- Required action: Every record is to be printed exactly as written, and any picture in it is skipped.

- Record excerpts:
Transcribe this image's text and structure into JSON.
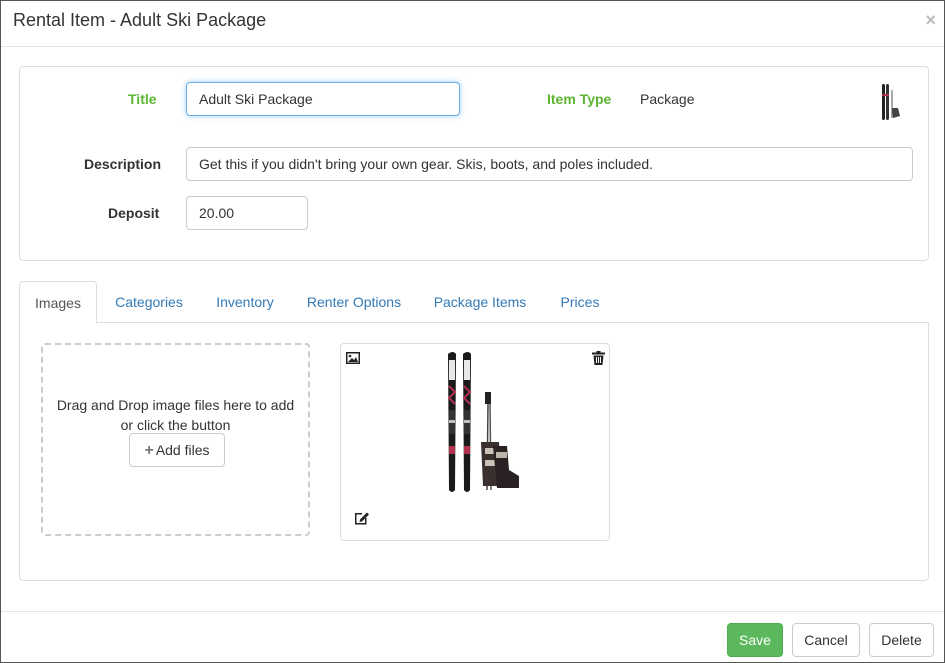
{
  "modal": {
    "title": "Rental Item - Adult Ski Package",
    "close_label": "×"
  },
  "form": {
    "title_label": "Title",
    "title_value": "Adult Ski Package",
    "item_type_label": "Item Type",
    "item_type_value": "Package",
    "description_label": "Description",
    "description_value": "Get this if you didn't bring your own gear. Skis, boots, and poles included.",
    "deposit_label": "Deposit",
    "deposit_value": "20.00"
  },
  "tabs": [
    {
      "label": "Images",
      "active": true
    },
    {
      "label": "Categories",
      "active": false
    },
    {
      "label": "Inventory",
      "active": false
    },
    {
      "label": "Renter Options",
      "active": false
    },
    {
      "label": "Package Items",
      "active": false
    },
    {
      "label": "Prices",
      "active": false
    }
  ],
  "images_tab": {
    "dropzone_text": "Drag and Drop image files here to add or click the button",
    "add_files_label": "Add files",
    "icons": {
      "add": "plus-icon",
      "image": "image-icon",
      "delete": "trash-icon",
      "edit": "edit-icon"
    }
  },
  "footer": {
    "save_label": "Save",
    "cancel_label": "Cancel",
    "delete_label": "Delete"
  },
  "colors": {
    "label_green": "#5cb531",
    "link_blue": "#337ab7",
    "save_green": "#5cb85c"
  }
}
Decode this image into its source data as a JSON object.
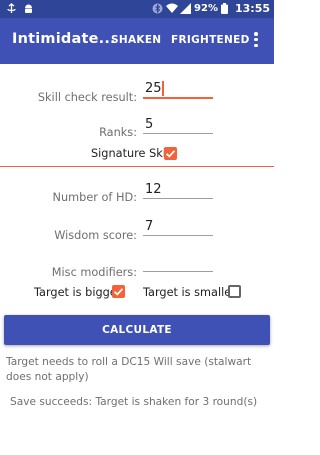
{
  "status_bar": {
    "battery": "92%",
    "time": "13:55",
    "icons": [
      "signal-icon",
      "android-icon",
      "bluetooth-icon",
      "wifi-icon",
      "cellular-icon",
      "battery-icon"
    ]
  },
  "app_bar": {
    "title": "Intimidate...",
    "actions": [
      "SHAKEN",
      "FRIGHTENED"
    ],
    "menu_icon": "more-vert-icon"
  },
  "form": {
    "skill_check": {
      "label": "Skill check result:",
      "value": "25"
    },
    "ranks": {
      "label": "Ranks:",
      "value": "5"
    },
    "signature_skill": {
      "label": "Signature Skill",
      "checked": true
    },
    "hd": {
      "label": "Number of HD:",
      "value": "12"
    },
    "wisdom": {
      "label": "Wisdom score:",
      "value": "7"
    },
    "misc": {
      "label": "Misc modifiers:",
      "value": ""
    },
    "bigger": {
      "label": "Target is bigger",
      "checked": true
    },
    "smaller": {
      "label": "Target is smaller",
      "checked": false
    }
  },
  "button": {
    "label": "CALCULATE"
  },
  "results": {
    "line1": "Target needs to roll a DC15 Will save (stalwart does not apply)",
    "line2": "Save succeeds: Target is shaken for 3 round(s)"
  },
  "colors": {
    "primary": "#3f51b5",
    "status": "#2f4598",
    "accent": "#f4623a"
  }
}
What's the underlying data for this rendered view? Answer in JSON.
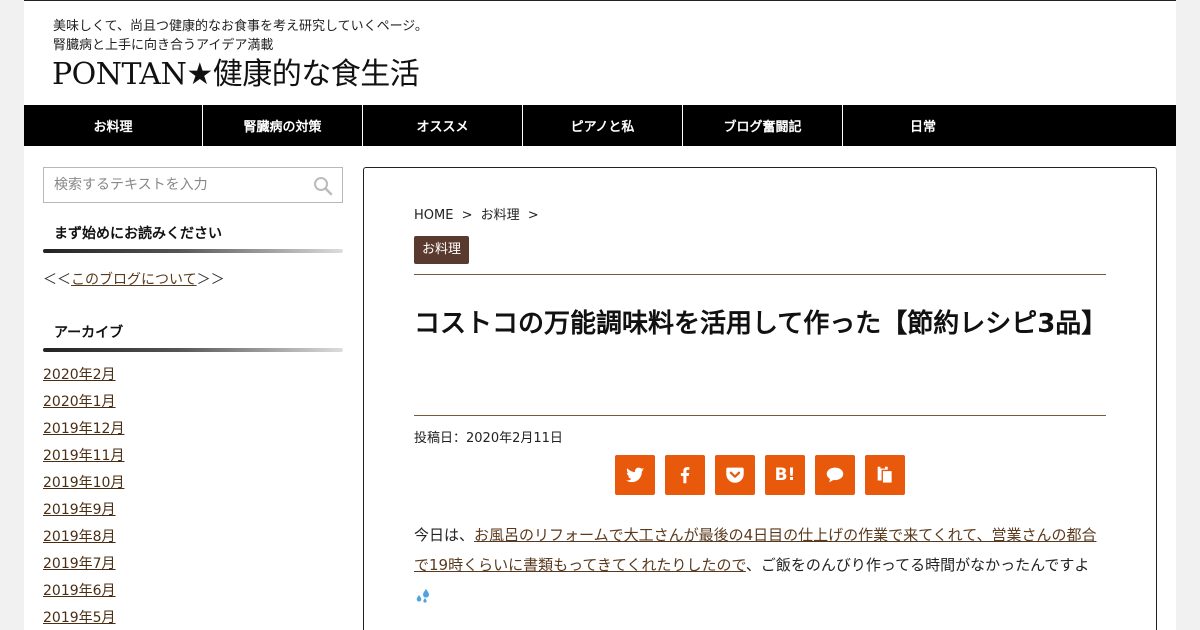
{
  "header": {
    "tagline_1": "美味しくて、尚且つ健康的なお食事を考え研究していくページ。",
    "tagline_2": "腎臓病と上手に向き合うアイデア満載",
    "site_title": "PONTAN★健康的な食生活"
  },
  "nav": {
    "items": [
      {
        "label": "お料理"
      },
      {
        "label": "腎臓病の対策"
      },
      {
        "label": "オススメ"
      },
      {
        "label": "ピアノと私"
      },
      {
        "label": "ブログ奮闘記"
      },
      {
        "label": "日常"
      }
    ]
  },
  "sidebar": {
    "search_placeholder": "検索するテキストを入力",
    "widget_start_title": "まず始めにお読みください",
    "about_prefix": "＜＜",
    "about_link": "このブログについて",
    "about_suffix": "＞＞",
    "archive_title": "アーカイブ",
    "archives": [
      "2020年2月",
      "2020年1月",
      "2019年12月",
      "2019年11月",
      "2019年10月",
      "2019年9月",
      "2019年8月",
      "2019年7月",
      "2019年6月",
      "2019年5月"
    ]
  },
  "main": {
    "breadcrumb_home": "HOME",
    "breadcrumb_sep": ">",
    "breadcrumb_cat": "お料理",
    "category_badge": "お料理",
    "title": "コストコの万能調味料を活用して作った【節約レシピ3品】",
    "post_date": "投稿日：2020年2月11日",
    "share": {
      "hatena_label": "B!"
    },
    "body_prefix": "今日は、",
    "body_link": "お風呂のリフォームで大工さんが最後の4日目の仕上げの作業で来てくれて、営業さんの都合で19時くらいに書類もってきてくれたりしたので",
    "body_suffix": "、ご飯をのんびり作ってる時間がなかったんですよ"
  },
  "colors": {
    "nav_bg": "#000000",
    "share_orange": "#e8590c",
    "badge_brown": "#5a3a2e",
    "link_brown": "#5a3a1e"
  },
  "icons": {
    "search": "search-icon",
    "twitter": "twitter-icon",
    "facebook": "facebook-icon",
    "pocket": "pocket-icon",
    "hatena": "hatena-bookmark-icon",
    "line": "line-chat-icon",
    "copy": "copy-icon",
    "sweat": "sweat-drops-icon"
  }
}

- Result of this task:
Transcribe this image's text and structure into JSON.
{
  "modal": {
    "title": "Rental Item - Adult Ski Package",
    "close_label": "×"
  },
  "form": {
    "title_label": "Title",
    "title_value": "Adult Ski Package",
    "item_type_label": "Item Type",
    "item_type_value": "Package",
    "description_label": "Description",
    "description_value": "Get this if you didn't bring your own gear. Skis, boots, and poles included.",
    "deposit_label": "Deposit",
    "deposit_value": "20.00"
  },
  "tabs": [
    {
      "label": "Images",
      "active": true
    },
    {
      "label": "Categories",
      "active": false
    },
    {
      "label": "Inventory",
      "active": false
    },
    {
      "label": "Renter Options",
      "active": false
    },
    {
      "label": "Package Items",
      "active": false
    },
    {
      "label": "Prices",
      "active": false
    }
  ],
  "images_tab": {
    "dropzone_text": "Drag and Drop image files here to add or click the button",
    "add_files_label": "Add files",
    "icons": {
      "add": "plus-icon",
      "image": "image-icon",
      "delete": "trash-icon",
      "edit": "edit-icon"
    }
  },
  "footer": {
    "save_label": "Save",
    "cancel_label": "Cancel",
    "delete_label": "Delete"
  },
  "colors": {
    "label_green": "#5cb531",
    "link_blue": "#337ab7",
    "save_green": "#5cb85c"
  }
}
Decode this image into its source data as a JSON object.
{
  "status_bar": {
    "battery": "92%",
    "time": "13:55",
    "icons": [
      "signal-icon",
      "android-icon",
      "bluetooth-icon",
      "wifi-icon",
      "cellular-icon",
      "battery-icon"
    ]
  },
  "app_bar": {
    "title": "Intimidate...",
    "actions": [
      "SHAKEN",
      "FRIGHTENED"
    ],
    "menu_icon": "more-vert-icon"
  },
  "form": {
    "skill_check": {
      "label": "Skill check result:",
      "value": "25"
    },
    "ranks": {
      "label": "Ranks:",
      "value": "5"
    },
    "signature_skill": {
      "label": "Signature Skill",
      "checked": true
    },
    "hd": {
      "label": "Number of HD:",
      "value": "12"
    },
    "wisdom": {
      "label": "Wisdom score:",
      "value": "7"
    },
    "misc": {
      "label": "Misc modifiers:",
      "value": ""
    },
    "bigger": {
      "label": "Target is bigger",
      "checked": true
    },
    "smaller": {
      "label": "Target is smaller",
      "checked": false
    }
  },
  "button": {
    "label": "CALCULATE"
  },
  "results": {
    "line1": "Target needs to roll a DC15 Will save (stalwart does not apply)",
    "line2": "Save succeeds: Target is shaken for 3 round(s)"
  },
  "colors": {
    "primary": "#3f51b5",
    "status": "#2f4598",
    "accent": "#f4623a"
  }
}
What's the underlying data for this rendered view? Answer in JSON.
{
  "header": {
    "tagline_1": "美味しくて、尚且つ健康的なお食事を考え研究していくページ。",
    "tagline_2": "腎臓病と上手に向き合うアイデア満載",
    "site_title": "PONTAN★健康的な食生活"
  },
  "nav": {
    "items": [
      {
        "label": "お料理"
      },
      {
        "label": "腎臓病の対策"
      },
      {
        "label": "オススメ"
      },
      {
        "label": "ピアノと私"
      },
      {
        "label": "ブログ奮闘記"
      },
      {
        "label": "日常"
      }
    ]
  },
  "sidebar": {
    "search_placeholder": "検索するテキストを入力",
    "widget_start_title": "まず始めにお読みください",
    "about_prefix": "＜＜",
    "about_link": "このブログについて",
    "about_suffix": "＞＞",
    "archive_title": "アーカイブ",
    "archives": [
      "2020年2月",
      "2020年1月",
      "2019年12月",
      "2019年11月",
      "2019年10月",
      "2019年9月",
      "2019年8月",
      "2019年7月",
      "2019年6月",
      "2019年5月"
    ]
  },
  "main": {
    "breadcrumb_home": "HOME",
    "breadcrumb_sep": ">",
    "breadcrumb_cat": "お料理",
    "category_badge": "お料理",
    "title": "コストコの万能調味料を活用して作った【節約レシピ3品】",
    "post_date": "投稿日：2020年2月11日",
    "share": {
      "hatena_label": "B!"
    },
    "body_prefix": "今日は、",
    "body_link": "お風呂のリフォームで大工さんが最後の4日目の仕上げの作業で来てくれて、営業さんの都合で19時くらいに書類もってきてくれたりしたので",
    "body_suffix": "、ご飯をのんびり作ってる時間がなかったんですよ"
  },
  "colors": {
    "nav_bg": "#000000",
    "share_orange": "#e8590c",
    "badge_brown": "#5a3a2e",
    "link_brown": "#5a3a1e"
  },
  "icons": {
    "search": "search-icon",
    "twitter": "twitter-icon",
    "facebook": "facebook-icon",
    "pocket": "pocket-icon",
    "hatena": "hatena-bookmark-icon",
    "line": "line-chat-icon",
    "copy": "copy-icon",
    "sweat": "sweat-drops-icon"
  }
}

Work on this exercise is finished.